• **Records from a dataset**:
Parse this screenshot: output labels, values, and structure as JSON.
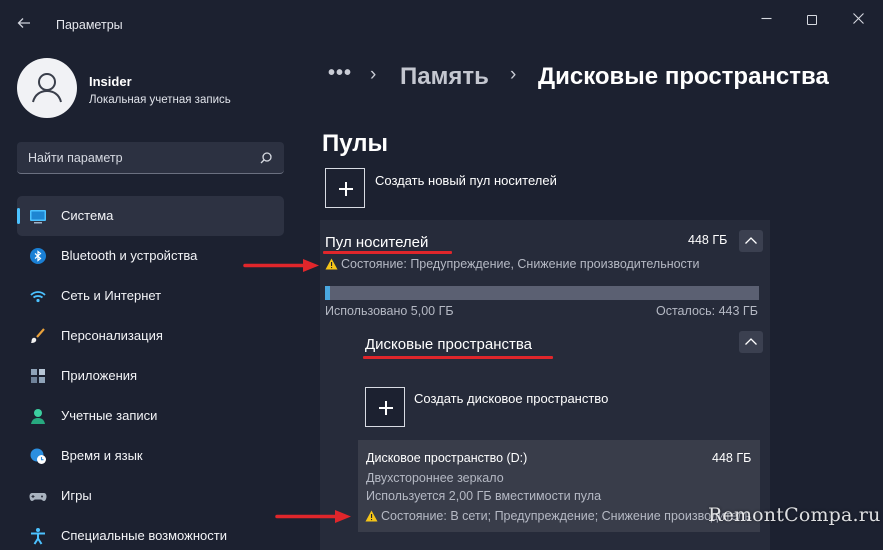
{
  "window": {
    "title": "Параметры"
  },
  "user": {
    "name": "Insider",
    "account_type": "Локальная учетная запись"
  },
  "search": {
    "placeholder": "Найти параметр"
  },
  "sidebar": {
    "items": [
      {
        "label": "Система",
        "icon": "system-icon",
        "active": true
      },
      {
        "label": "Bluetooth и устройства",
        "icon": "bluetooth-icon"
      },
      {
        "label": "Сеть и Интернет",
        "icon": "wifi-icon"
      },
      {
        "label": "Персонализация",
        "icon": "brush-icon"
      },
      {
        "label": "Приложения",
        "icon": "apps-icon"
      },
      {
        "label": "Учетные записи",
        "icon": "account-icon"
      },
      {
        "label": "Время и язык",
        "icon": "globe-clock-icon"
      },
      {
        "label": "Игры",
        "icon": "gamepad-icon"
      },
      {
        "label": "Специальные возможности",
        "icon": "accessibility-icon"
      }
    ]
  },
  "breadcrumb": {
    "more": "•••",
    "parent": "Память",
    "current": "Дисковые пространства"
  },
  "pools": {
    "section_title": "Пулы",
    "create_label": "Создать новый пул носителей",
    "pool": {
      "name": "Пул носителей",
      "size": "448 ГБ",
      "status": "Состояние: Предупреждение, Снижение производительности",
      "used_fraction": 0.011,
      "used_label": "Использовано 5,00 ГБ",
      "free_label": "Осталось: 443 ГБ"
    }
  },
  "spaces": {
    "title": "Дисковые пространства",
    "create_label": "Создать дисковое пространство",
    "space": {
      "name": "Дисковое пространство (D:)",
      "size": "448 ГБ",
      "type": "Двухстороннее зеркало",
      "usage": "Используется 2,00 ГБ вместимости пула",
      "status": "Состояние: В сети; Предупреждение; Снижение производительности"
    }
  },
  "watermark": "RemontCompa.ru",
  "colors": {
    "accent": "#4cc2ff",
    "annotation_red": "#e0262b",
    "warning_yellow": "#f5c518",
    "background": "#1c2130"
  }
}
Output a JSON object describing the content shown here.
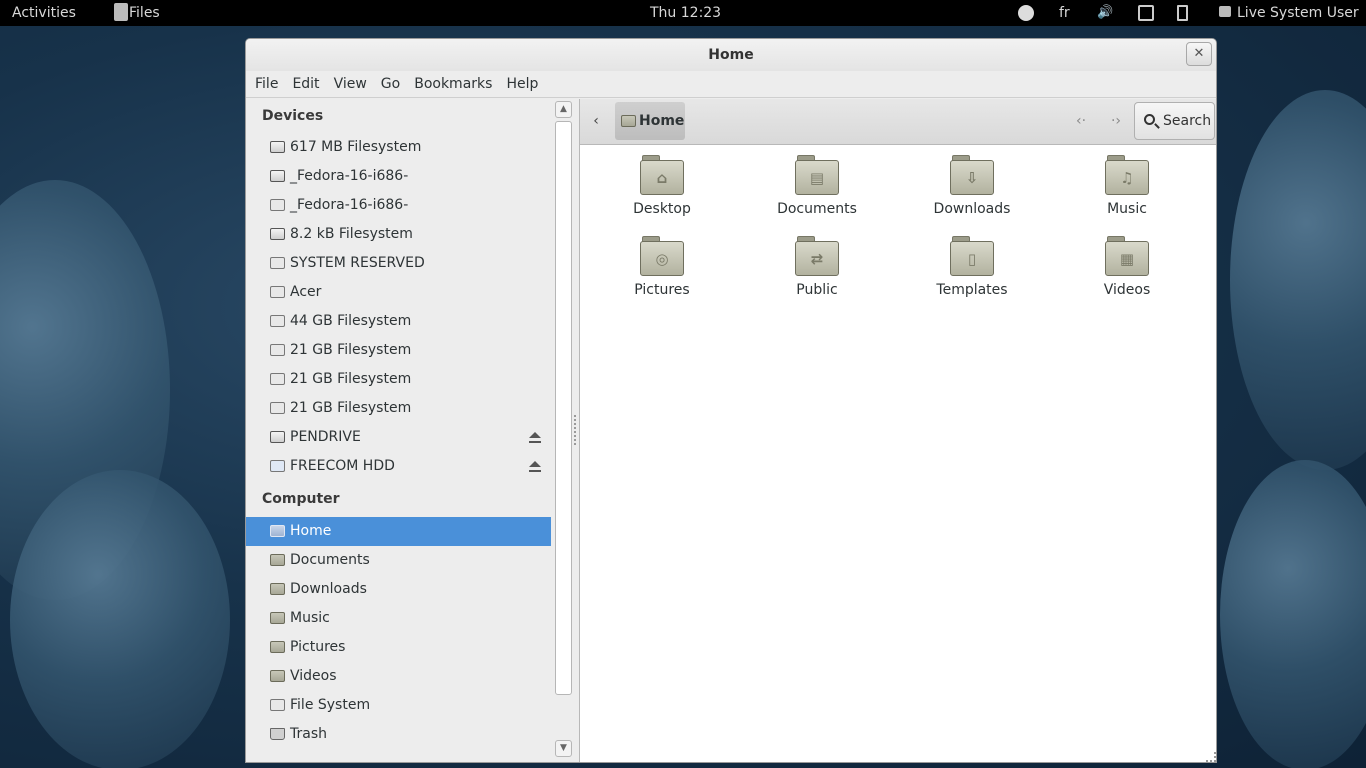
{
  "topbar": {
    "activities": "Activities",
    "app_name": "Files",
    "clock": "Thu 12:23",
    "keyboard_layout": "fr",
    "user": "Live System User"
  },
  "window": {
    "title": "Home",
    "close_glyph": "✕"
  },
  "menubar": {
    "items": [
      "File",
      "Edit",
      "View",
      "Go",
      "Bookmarks",
      "Help"
    ]
  },
  "sidebar": {
    "devices_heading": "Devices",
    "devices": [
      {
        "label": "617 MB Filesystem",
        "icon": "drive-icon"
      },
      {
        "label": "_Fedora-16-i686-",
        "icon": "drive-icon"
      },
      {
        "label": "_Fedora-16-i686-",
        "icon": "disk-icon"
      },
      {
        "label": "8.2 kB Filesystem",
        "icon": "drive-icon"
      },
      {
        "label": "SYSTEM RESERVED",
        "icon": "disk-icon"
      },
      {
        "label": "Acer",
        "icon": "disk-icon"
      },
      {
        "label": "44 GB Filesystem",
        "icon": "disk-icon"
      },
      {
        "label": "21 GB Filesystem",
        "icon": "disk-icon"
      },
      {
        "label": "21 GB Filesystem",
        "icon": "disk-icon"
      },
      {
        "label": "21 GB Filesystem",
        "icon": "disk-icon"
      },
      {
        "label": "PENDRIVE",
        "icon": "drive-icon",
        "eject": true
      },
      {
        "label": "FREECOM HDD",
        "icon": "usb-disk-icon",
        "eject": true
      }
    ],
    "computer_heading": "Computer",
    "computer": [
      {
        "label": "Home",
        "icon": "home-folder-icon",
        "selected": true
      },
      {
        "label": "Documents",
        "icon": "documents-folder-icon"
      },
      {
        "label": "Downloads",
        "icon": "downloads-folder-icon"
      },
      {
        "label": "Music",
        "icon": "music-folder-icon"
      },
      {
        "label": "Pictures",
        "icon": "pictures-folder-icon"
      },
      {
        "label": "Videos",
        "icon": "videos-folder-icon"
      },
      {
        "label": "File System",
        "icon": "filesystem-icon"
      },
      {
        "label": "Trash",
        "icon": "trash-icon"
      }
    ]
  },
  "pathbar": {
    "back_glyph": "‹",
    "current": "Home",
    "nav_back_glyph": "‹·",
    "nav_forward_glyph": "·›",
    "search_label": "Search"
  },
  "files": [
    {
      "label": "Desktop",
      "icon": "desktop-folder-icon",
      "emblem": "⌂"
    },
    {
      "label": "Documents",
      "icon": "documents-folder-icon",
      "emblem": "▤"
    },
    {
      "label": "Downloads",
      "icon": "downloads-folder-icon",
      "emblem": "⇩"
    },
    {
      "label": "Music",
      "icon": "music-folder-icon",
      "emblem": "♫"
    },
    {
      "label": "Pictures",
      "icon": "pictures-folder-icon",
      "emblem": "◎"
    },
    {
      "label": "Public",
      "icon": "public-folder-icon",
      "emblem": "⇄"
    },
    {
      "label": "Templates",
      "icon": "templates-folder-icon",
      "emblem": "▯"
    },
    {
      "label": "Videos",
      "icon": "videos-folder-icon",
      "emblem": "▦"
    }
  ]
}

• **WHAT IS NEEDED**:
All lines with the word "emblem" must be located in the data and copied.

• **ANSWER TO THE PROBLEM**:
      "emblem": "⌂"
      "emblem": "▤"
      "emblem": "⇩"
      "emblem": "♫"
      "emblem": "◎"
      "emblem": "⇄"
      "emblem": "▯"
      "emblem": "▦"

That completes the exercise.